  1. After having called svi.run(...) I should have already got my posterior traces. Why do I need to call TracePredictive(...).run(x_data, None) , which is internally calling resampled_trace = poutine.trace(poutine.replay(self.model, model_trace)).get_trace(*args, **kwargs) again ?

To get predictions, you still need to run the model forward (possibly on new data) and only resample the latent sites from the posterior distribution. TracePredictive is much more general (e.g. it deals with data subsampling) but you can always just use poutine.replay to generate predictions if you don’t need this general machinery.

  1. Lastly, I see in the code that at several points there is a Delta distribution being instantiated with some values. Is this a trick used so that you can get these original values from a distribution object?

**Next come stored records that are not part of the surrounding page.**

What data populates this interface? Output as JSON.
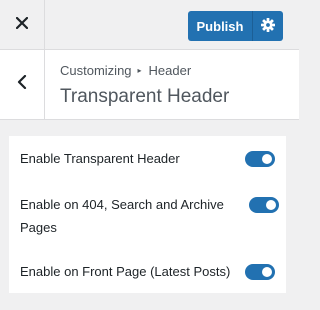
{
  "topbar": {
    "close_icon": "close-icon",
    "publish_label": "Publish",
    "settings_icon": "gear-icon"
  },
  "section": {
    "back_icon": "chevron-left-icon",
    "breadcrumb_root": "Customizing",
    "breadcrumb_separator": "▸",
    "breadcrumb_current": "Header",
    "title": "Transparent Header"
  },
  "options": [
    {
      "label": "Enable Transparent Header",
      "enabled": true
    },
    {
      "label": "Enable on 404, Search and Archive Pages",
      "enabled": true
    },
    {
      "label": "Enable on Front Page (Latest Posts)",
      "enabled": true
    }
  ],
  "colors": {
    "accent": "#2271b1",
    "background": "#f0f0f1",
    "panel": "#ffffff",
    "text": "#1d2327"
  }
}
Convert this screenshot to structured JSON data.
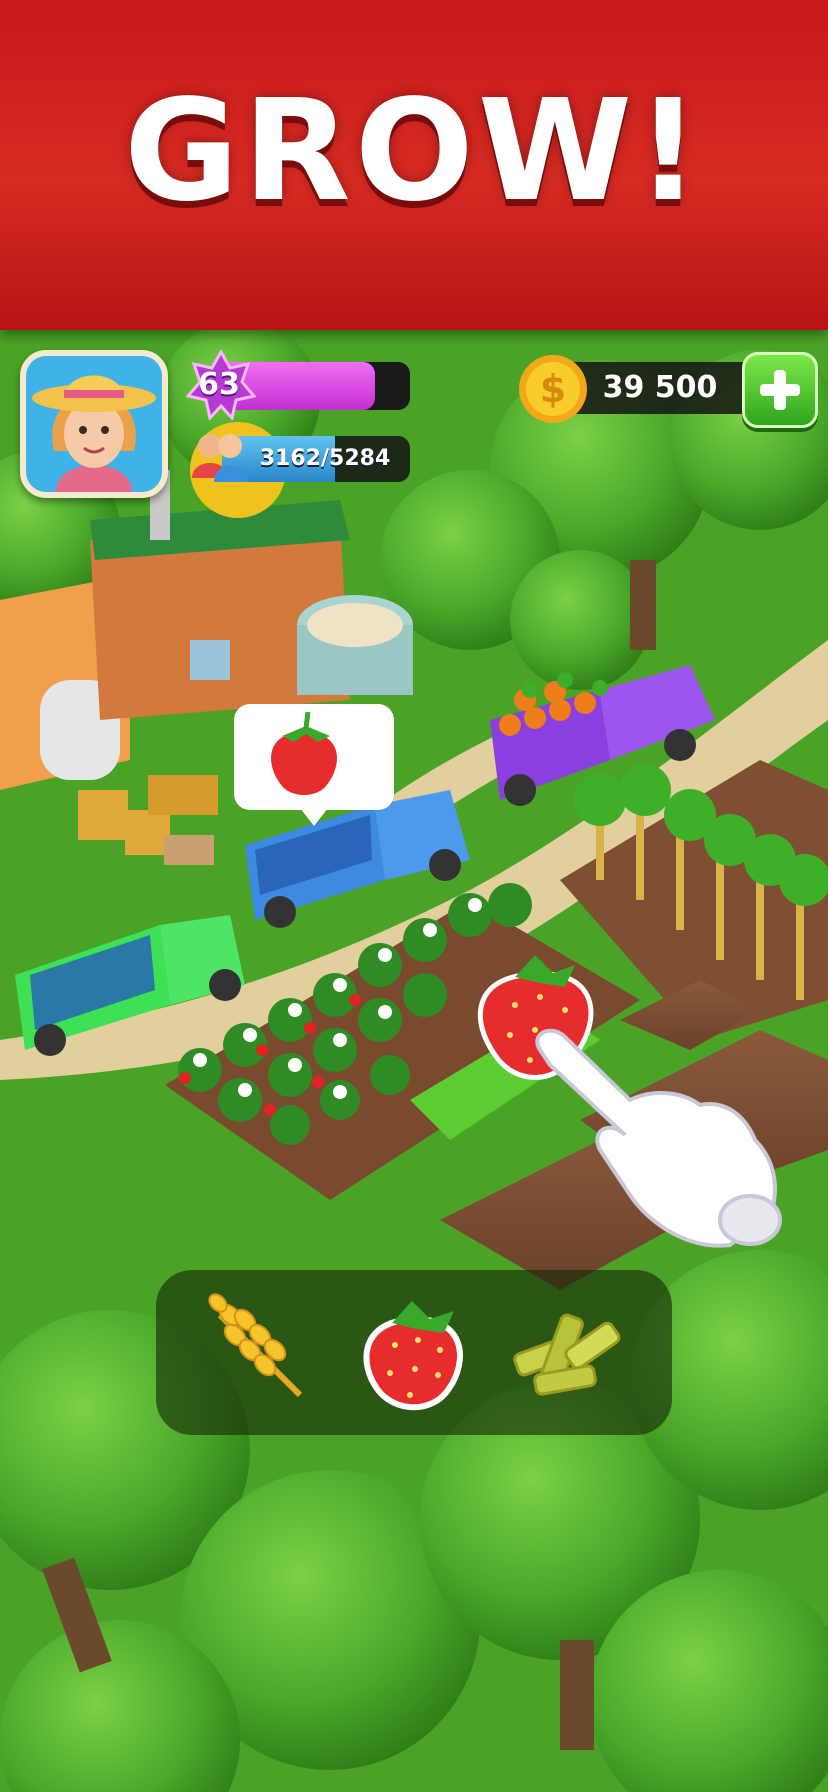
{
  "banner": {
    "title": "GROW!"
  },
  "hud": {
    "level": "63",
    "level_progress": 0.82,
    "population_text": "3162/5284",
    "population_progress": 0.6,
    "coins": "39 500"
  },
  "crop_selector": {
    "items": [
      "wheat-icon",
      "strawberry-icon",
      "sugarcane-icon"
    ],
    "selected": "strawberry-icon"
  },
  "colors": {
    "banner_red": "#d0201e",
    "level_magenta": "#e05ae8",
    "population_blue": "#3aa0dc",
    "coin_gold": "#f6c21a",
    "plus_green": "#4cc62c"
  }
}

I’m not sure which part of the code you are referring to, but we commonly use pyro.sample(dist.Delta(x, log_prob=some_custom_term) to inject some custom log density term to the trace, e.g. a jacobian adjustment term.

2 Likes

Thanks!!!

@neerajprad
From my opinion, I found that pyro currently put too much on how to train a prob model, but leave how to evaluate the model quite complex. By complex, I mean we have to read how svi.run is, how trace works, what is the traceposterior, what is trace predictive and so on to understand how pyro works in prediction.

Currently it still makes me quite confused about the subsample for tracepredictive.

Even the function name _get_samples_and_weights(), I think, by design, this function should be avoided to be used openly since it starts with the underscore.

Most of the documents are not about how we do predict in pyro. I wonder if we can write a single doc for the prediction part for a more general approach instead of only in the regression model?

I think current approaches expose too much of the details for the users. If I miss something, please help me, thanks a lot !

In general, we hope to learn a model, see the elbo loss, predict the value given the new inputs, see the learned values for the params, and see the approximated posterior distribution for the latent variables. But it seems that they are put in the sea of pyro…

1 Like

From my opinion, I found that pyro currently put too much on how to train a prob model, but leave how to evaluate the model quite complex. By complex, I mean we have to read how svi.run is, how trace works, what is the traceposterior, what is trace predictive and so on to understand how pyro works in prediction.

I am in complete agreement with you. This is something that we are refactoring right now. For the next release, the interface for doing predictions with MCMC will be simplified (also, hopefully, for SVI too, we can do the same shortly thereafter). You can follow this issue - https://github.com/pyro-ppl/pyro/issues/1930.

3 Likes

Thanks a lot !